My mom and I take cuttings every fall of our pelargonums. We usually take
them in Sept. or Oct. before the first frost in this area. We grow mostly
scenteds, rosebuds and some regals.
Our cuttings are 3" to 4" long, we make an angled cut with a sharp knife at a
leaf node and use a soiless mix to plant them in. Half peat and half
vermiculite works well too. Also remember to remove the little tiny leaf
like things that are on each leaf node. These tend to rot when buried in the
dirt. I put 3 or 4 cuttings in each 4" pot and transplant later once they
have rooted. These pots are placed on stands with flourescent shop light
fixtures attached. In each light I use one cool white bulb and one warm
The combination of the 2 different bulbs simulates daylight and is less

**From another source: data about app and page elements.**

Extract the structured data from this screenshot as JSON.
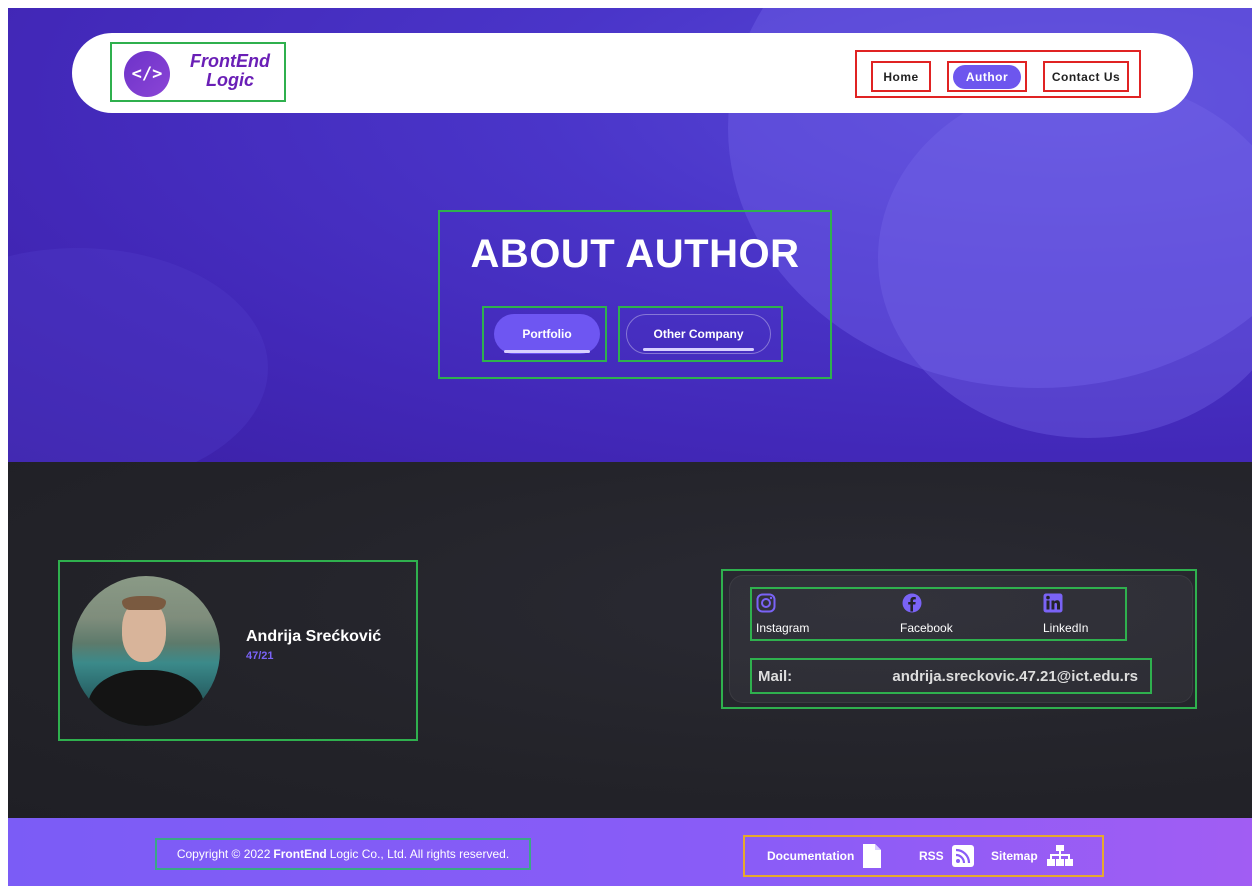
{
  "nav": {
    "logo_symbol": "</>",
    "logo_line1": "FrontEnd",
    "logo_line2": "Logic",
    "items": [
      {
        "label": "Home"
      },
      {
        "label": "Author"
      },
      {
        "label": "Contact Us"
      }
    ],
    "active_item": "Author"
  },
  "hero": {
    "title": "ABOUT AUTHOR",
    "buttons": [
      {
        "label": "Portfolio"
      },
      {
        "label": "Other Company"
      }
    ]
  },
  "author": {
    "name": "Andrija Srećković",
    "id": "47/21"
  },
  "contact": {
    "socials": [
      {
        "label": "Instagram",
        "icon": "instagram-icon"
      },
      {
        "label": "Facebook",
        "icon": "facebook-icon"
      },
      {
        "label": "LinkedIn",
        "icon": "linkedin-icon"
      }
    ],
    "mail_label": "Mail:",
    "mail_value": "andrija.sreckovic.47.21@ict.edu.rs"
  },
  "footer": {
    "copyright_prefix": "Copyright © 2022",
    "copyright_brand": "FrontEnd",
    "copyright_suffix": "Logic Co., Ltd. All rights reserved.",
    "links": [
      {
        "label": "Documentation",
        "icon": "document-icon"
      },
      {
        "label": "RSS",
        "icon": "rss-icon"
      },
      {
        "label": "Sitemap",
        "icon": "sitemap-icon"
      }
    ]
  },
  "colors": {
    "accent": "#6d56ee",
    "logo_text": "#6a1fb6",
    "hero_bg": "#4a35c9",
    "dark_bg": "#232329",
    "footer_bg": "#8a5cf7"
  }
}
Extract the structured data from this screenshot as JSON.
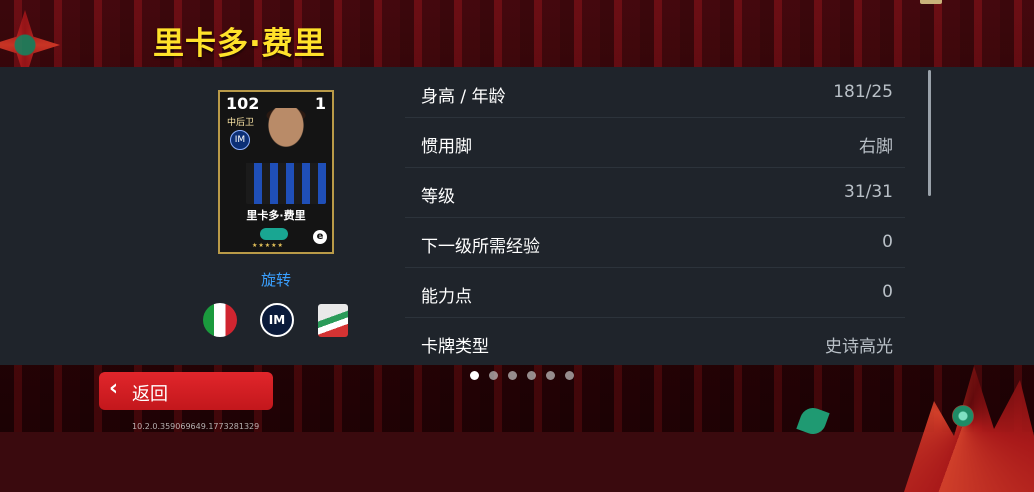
{
  "header": {
    "title": "里卡多·费里"
  },
  "card": {
    "rating": "102",
    "level": "1",
    "position": "中后卫",
    "club_badge": "IM",
    "name": "里卡多·费里",
    "stars": "★★★★★",
    "efootball_logo": "e"
  },
  "rotate_label": "旋转",
  "badges": [
    {
      "name": "italy-flag-icon"
    },
    {
      "name": "inter-badge-icon",
      "text": "IM"
    },
    {
      "name": "serie-a-badge-icon"
    }
  ],
  "stats": [
    {
      "label": "身高 / 年龄",
      "value": "181/25"
    },
    {
      "label": "惯用脚",
      "value": "右脚"
    },
    {
      "label": "等级",
      "value": "31/31"
    },
    {
      "label": "下一级所需经验",
      "value": "0"
    },
    {
      "label": "能力点",
      "value": "0"
    },
    {
      "label": "卡牌类型",
      "value": "史诗高光"
    }
  ],
  "pagination": {
    "total": 6,
    "current": 1
  },
  "back_button": {
    "label": "返回",
    "icon": "chevron-left-icon"
  },
  "version": "10.2.0.359069649.1773281329",
  "colors": {
    "title": "#ffe22a",
    "panel": "#1f242b",
    "back_button": "#d41f24",
    "rotate_link": "#3aa0ff"
  }
}
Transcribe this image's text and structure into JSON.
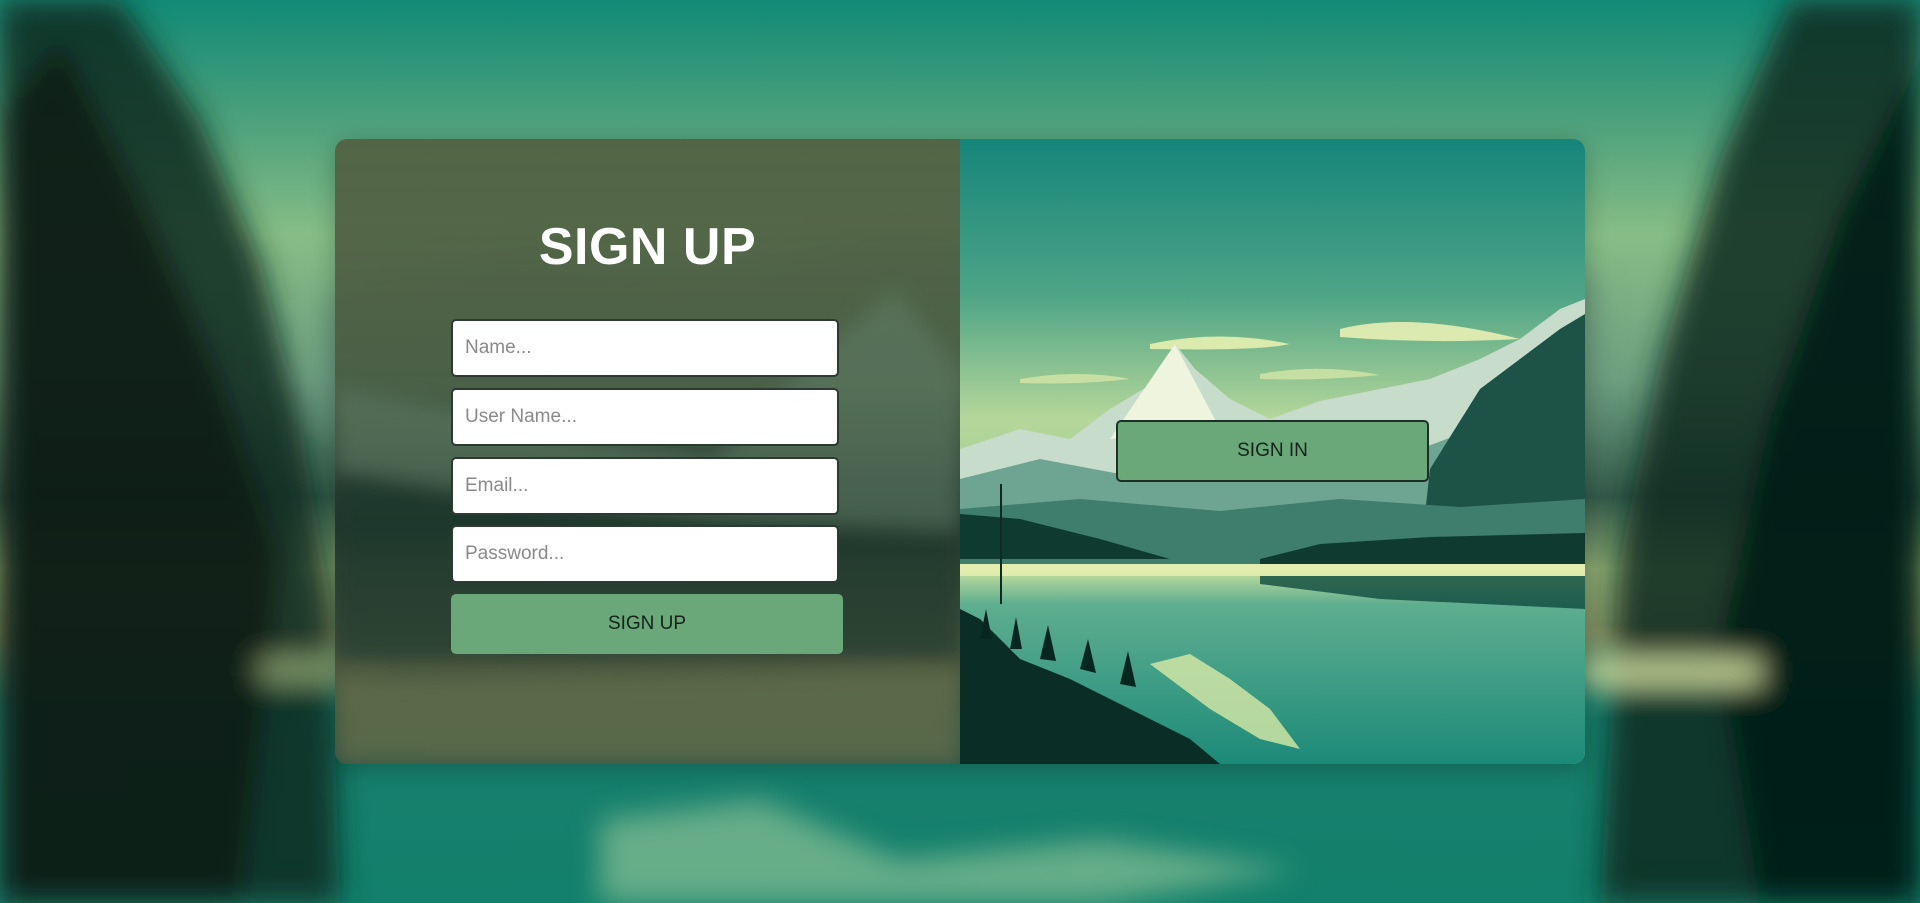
{
  "signup": {
    "title": "SIGN UP",
    "fields": {
      "name_placeholder": "Name...",
      "username_placeholder": "User Name...",
      "email_placeholder": "Email...",
      "password_placeholder": "Password..."
    },
    "submit_label": "SIGN UP"
  },
  "signin": {
    "button_label": "SIGN IN"
  },
  "colors": {
    "button_green": "#6aa87a",
    "title_text": "#ffffff",
    "input_border": "#2d3a33"
  }
}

expensive than the grow light bulbs. I have these lights on timers so the
cuttings get 12 hours of light daily. I check the cuttings for water every
other day. Most of these grow for us. A few varieties are more difficult
and don't work like the small Lemon Crispum and French Lace varieties. But
we usually have more than we can plant the following spring and end up giving
many away. My mom also has a greenhouse where she overwinters some of her
larger potted plants. My cuttings are on their stands down in my basement.
After years of experimenting with different methods of taking cuttings this
is what has worked best for us. We have never tried the heating cables for
bottom heat. Maybe that would help with some of the more difficult ones.
Happy New Year!
Angie from Ohio